Cultural appropriation cannot be fully understood without discussing intellectual property, intangible cultural heritage and community rights. The discussion of the rights of people over their traditional cultural heritage is one that is steadily growing, and involves stakeholders from the legal, governmental and cultural disciplines. We were involved in such discussions at both the IAMCR 2015 and WOMEX 2015, where it became obvious that this is a subject that is both murky and complicated.
Coming back to the video, shouldn’t Beyoncé have been replaced by a Bollywood actress?
One argument goes that Coldplay ought to have had an actual Bollywood actress play Beyoncé’s part in the video. Some have even suggested that Sonam Kapoor should have had a larger role in the video and that this would have somehow made it less of cultural appropriation.
Bollywood itself is built on a foundation of appropriation and borrowing. How would one be able to choose a ‘real’ Bollywood actress or actor when Bollywood seems to be increasingly open to talent coming from other cultures and nationalities? In addition, Sonam Kapoor belongs to one of the oldest and most powerful families in Bollywood. Her inclusion in this video as some kind of whimsical, magical princess seems to have already made it amply clear that her India is very different from the one that has little children dousing each other in colour in the streets of Mumbai. With respect to casting a ‘real’ Bollywood actress, it is obvious that the question came down to one of power, politics and influence (as well as a good agent).

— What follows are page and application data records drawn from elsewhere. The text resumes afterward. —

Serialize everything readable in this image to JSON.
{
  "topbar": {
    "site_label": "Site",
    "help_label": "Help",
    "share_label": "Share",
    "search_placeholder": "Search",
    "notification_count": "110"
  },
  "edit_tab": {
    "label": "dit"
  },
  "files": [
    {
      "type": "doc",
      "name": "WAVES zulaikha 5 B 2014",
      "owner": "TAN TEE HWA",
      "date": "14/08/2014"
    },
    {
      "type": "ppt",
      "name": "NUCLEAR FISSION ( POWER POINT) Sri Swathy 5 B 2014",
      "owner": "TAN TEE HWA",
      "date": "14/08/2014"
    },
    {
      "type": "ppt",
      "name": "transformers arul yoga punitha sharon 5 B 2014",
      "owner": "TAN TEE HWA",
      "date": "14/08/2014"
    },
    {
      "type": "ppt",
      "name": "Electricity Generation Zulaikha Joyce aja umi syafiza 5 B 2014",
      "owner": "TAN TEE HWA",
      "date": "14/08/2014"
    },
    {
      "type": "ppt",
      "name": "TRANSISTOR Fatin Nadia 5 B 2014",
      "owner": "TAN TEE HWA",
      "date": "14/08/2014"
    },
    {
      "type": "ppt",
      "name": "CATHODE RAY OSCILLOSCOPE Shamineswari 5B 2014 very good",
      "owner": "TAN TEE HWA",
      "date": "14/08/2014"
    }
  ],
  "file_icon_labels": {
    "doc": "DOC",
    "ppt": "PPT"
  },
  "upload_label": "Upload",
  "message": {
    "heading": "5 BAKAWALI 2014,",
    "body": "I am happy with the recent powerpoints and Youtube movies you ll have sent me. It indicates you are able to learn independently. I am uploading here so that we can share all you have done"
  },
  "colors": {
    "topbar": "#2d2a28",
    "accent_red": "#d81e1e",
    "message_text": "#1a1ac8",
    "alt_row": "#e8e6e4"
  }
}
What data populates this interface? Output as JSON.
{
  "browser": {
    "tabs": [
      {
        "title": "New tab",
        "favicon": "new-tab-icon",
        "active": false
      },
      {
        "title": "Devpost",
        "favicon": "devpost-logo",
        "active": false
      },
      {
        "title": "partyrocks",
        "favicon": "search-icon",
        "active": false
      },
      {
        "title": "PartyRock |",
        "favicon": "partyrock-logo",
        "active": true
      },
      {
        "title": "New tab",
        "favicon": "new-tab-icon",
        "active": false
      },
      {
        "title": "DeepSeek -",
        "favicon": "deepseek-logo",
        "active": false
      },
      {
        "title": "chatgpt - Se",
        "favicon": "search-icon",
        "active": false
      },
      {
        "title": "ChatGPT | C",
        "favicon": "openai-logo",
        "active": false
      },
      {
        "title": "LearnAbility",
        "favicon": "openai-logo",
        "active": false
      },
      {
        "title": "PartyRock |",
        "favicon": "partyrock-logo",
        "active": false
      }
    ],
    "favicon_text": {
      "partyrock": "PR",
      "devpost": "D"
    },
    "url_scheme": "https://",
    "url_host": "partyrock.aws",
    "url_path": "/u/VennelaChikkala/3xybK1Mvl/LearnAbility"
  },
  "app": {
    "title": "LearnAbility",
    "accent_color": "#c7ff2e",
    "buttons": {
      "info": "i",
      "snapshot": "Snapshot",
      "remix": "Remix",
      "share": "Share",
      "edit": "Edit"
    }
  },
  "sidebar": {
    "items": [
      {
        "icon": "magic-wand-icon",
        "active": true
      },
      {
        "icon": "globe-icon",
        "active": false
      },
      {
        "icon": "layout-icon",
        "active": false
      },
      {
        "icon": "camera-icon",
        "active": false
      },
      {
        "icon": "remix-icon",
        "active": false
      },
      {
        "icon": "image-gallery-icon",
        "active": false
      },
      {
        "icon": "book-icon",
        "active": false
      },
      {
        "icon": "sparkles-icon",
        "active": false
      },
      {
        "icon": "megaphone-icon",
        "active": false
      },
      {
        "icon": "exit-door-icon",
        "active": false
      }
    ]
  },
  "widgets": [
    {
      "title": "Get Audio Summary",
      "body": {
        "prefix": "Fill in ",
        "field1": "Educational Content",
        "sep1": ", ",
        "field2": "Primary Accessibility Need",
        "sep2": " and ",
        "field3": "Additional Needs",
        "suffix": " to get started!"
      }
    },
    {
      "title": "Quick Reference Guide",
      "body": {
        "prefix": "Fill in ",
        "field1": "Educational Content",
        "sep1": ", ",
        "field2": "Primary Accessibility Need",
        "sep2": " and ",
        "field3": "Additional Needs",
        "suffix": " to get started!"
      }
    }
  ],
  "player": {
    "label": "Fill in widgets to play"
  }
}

So what is this really about?
Cultural appropriation, appropriation art and similarly placed conversations are really about power structures, cultural integrity and adequate socio-political representation. It is a question of who borrowed from whom, what was borrowed and why. The real reason why all this is important is because representation, particularly in the context of contemporary media, is almost directly related to ensuring socio-political visibility. Taking without permission or without credit is akin to stealing and making less of an individual, and more importantly, their heritage.
However, it must be asked whether such notions of ownership still find relevance in a world dominated by rapid information and cultural exchange. And above all, is cultural appropriation really more in the domain of common-sense morality, incapable of being legally regulated? Do you really think Coldplay and Beyoncé ought to have so much hate? What needs to change? Do let us know in the comments below.